Work instruction: Collect the lines of the entries where "helloBoard" shows up.

Stored records:

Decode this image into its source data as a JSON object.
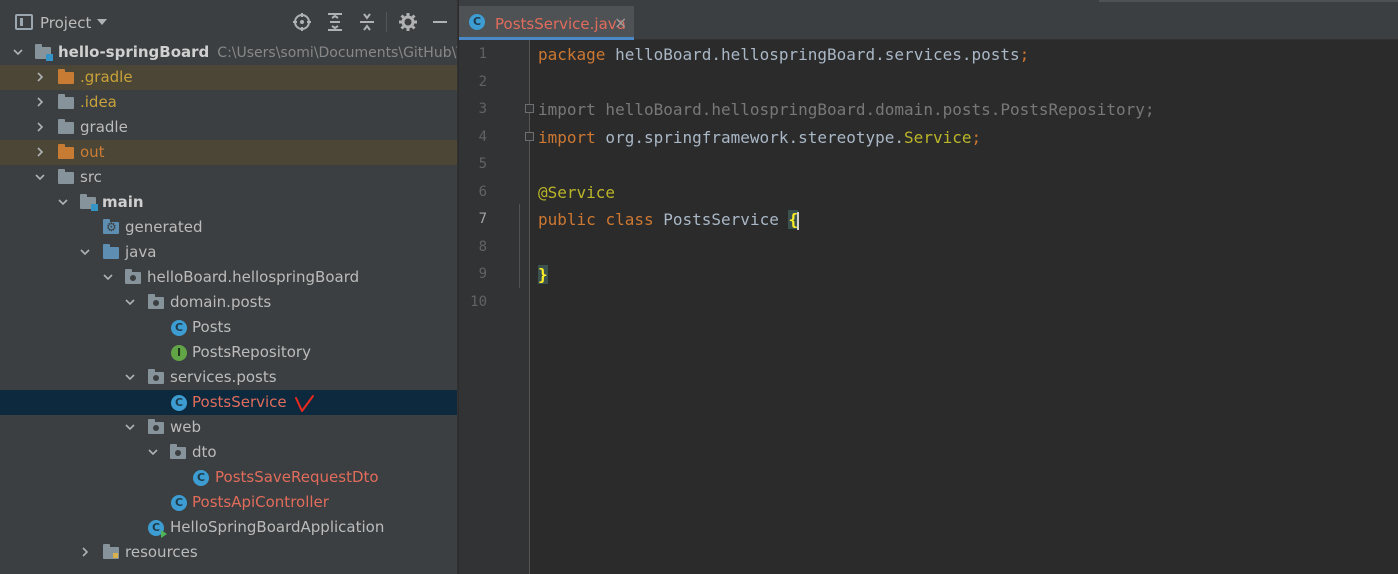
{
  "project_panel": {
    "title": "Project",
    "tree": [
      {
        "label": "hello-springBoard",
        "path": "C:\\Users\\somi\\Documents\\GitHub\\T",
        "icon": "module-folder-icon",
        "expanded": true
      },
      {
        "label": ".gradle",
        "icon": "excluded-folder-icon",
        "expanded": false
      },
      {
        "label": ".idea",
        "icon": "excluded-folder-icon",
        "expanded": false
      },
      {
        "label": "gradle",
        "icon": "folder-icon",
        "expanded": false
      },
      {
        "label": "out",
        "icon": "excluded-folder-icon",
        "expanded": false
      },
      {
        "label": "src",
        "icon": "folder-icon",
        "expanded": true
      },
      {
        "label": "main",
        "icon": "module-folder-icon",
        "expanded": true
      },
      {
        "label": "generated",
        "icon": "generated-folder-icon"
      },
      {
        "label": "java",
        "icon": "source-folder-icon",
        "expanded": true
      },
      {
        "label": "helloBoard.hellospringBoard",
        "icon": "package-icon",
        "expanded": true
      },
      {
        "label": "domain.posts",
        "icon": "package-icon",
        "expanded": true
      },
      {
        "label": "Posts",
        "icon": "class-icon",
        "glyph": "C"
      },
      {
        "label": "PostsRepository",
        "icon": "interface-icon",
        "glyph": "I"
      },
      {
        "label": "services.posts",
        "icon": "package-icon",
        "expanded": true
      },
      {
        "label": "PostsService",
        "icon": "class-icon",
        "glyph": "C",
        "selected": true
      },
      {
        "label": "web",
        "icon": "package-icon",
        "expanded": true
      },
      {
        "label": "dto",
        "icon": "package-icon",
        "expanded": true
      },
      {
        "label": "PostsSaveRequestDto",
        "icon": "class-icon",
        "glyph": "C"
      },
      {
        "label": "PostsApiController",
        "icon": "class-icon",
        "glyph": "C"
      },
      {
        "label": "HelloSpringBoardApplication",
        "icon": "spring-app-class-icon",
        "glyph": "C"
      },
      {
        "label": "resources",
        "icon": "resources-folder-icon",
        "expanded": false
      }
    ]
  },
  "editor": {
    "tab": {
      "label": "PostsService.java",
      "glyph": "C",
      "close": "×"
    },
    "line_numbers": [
      "1",
      "2",
      "3",
      "4",
      "5",
      "6",
      "7",
      "8",
      "9",
      "10"
    ],
    "current_line": "7",
    "code": {
      "l1_kw": "package",
      "l1_rest": " helloBoard.hellospringBoard.services.posts",
      "l1_semi": ";",
      "l3_kw": "import",
      "l3_rest": " helloBoard.hellospringBoard.domain.posts.PostsRepository;",
      "l4_kw": "import",
      "l4_rest": " org.springframework.stereotype.",
      "l4_cls": "Service",
      "l4_semi": ";",
      "l6_ann": "@Service",
      "l7_kw1": "public",
      "l7_kw2": "class",
      "l7_name": " PostsService ",
      "l7_brace": "{",
      "l9_brace": "}"
    }
  },
  "colors": {
    "panel_bg": "#3c3f41",
    "editor_bg": "#2b2b2b",
    "selection": "#0d293e",
    "excluded_row": "#4b4635",
    "keyword": "#cc7832",
    "annotation": "#bbb529",
    "modified_file": "#e06c5c",
    "tab_underline": "#4a88c7"
  }
}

Response box:
        "label": "helloBoard.hellospringBoard",
      "l1_rest": " helloBoard.hellospringBoard.services.posts",
      "l3_rest": " helloBoard.hellospringBoard.domain.posts.PostsRepository;",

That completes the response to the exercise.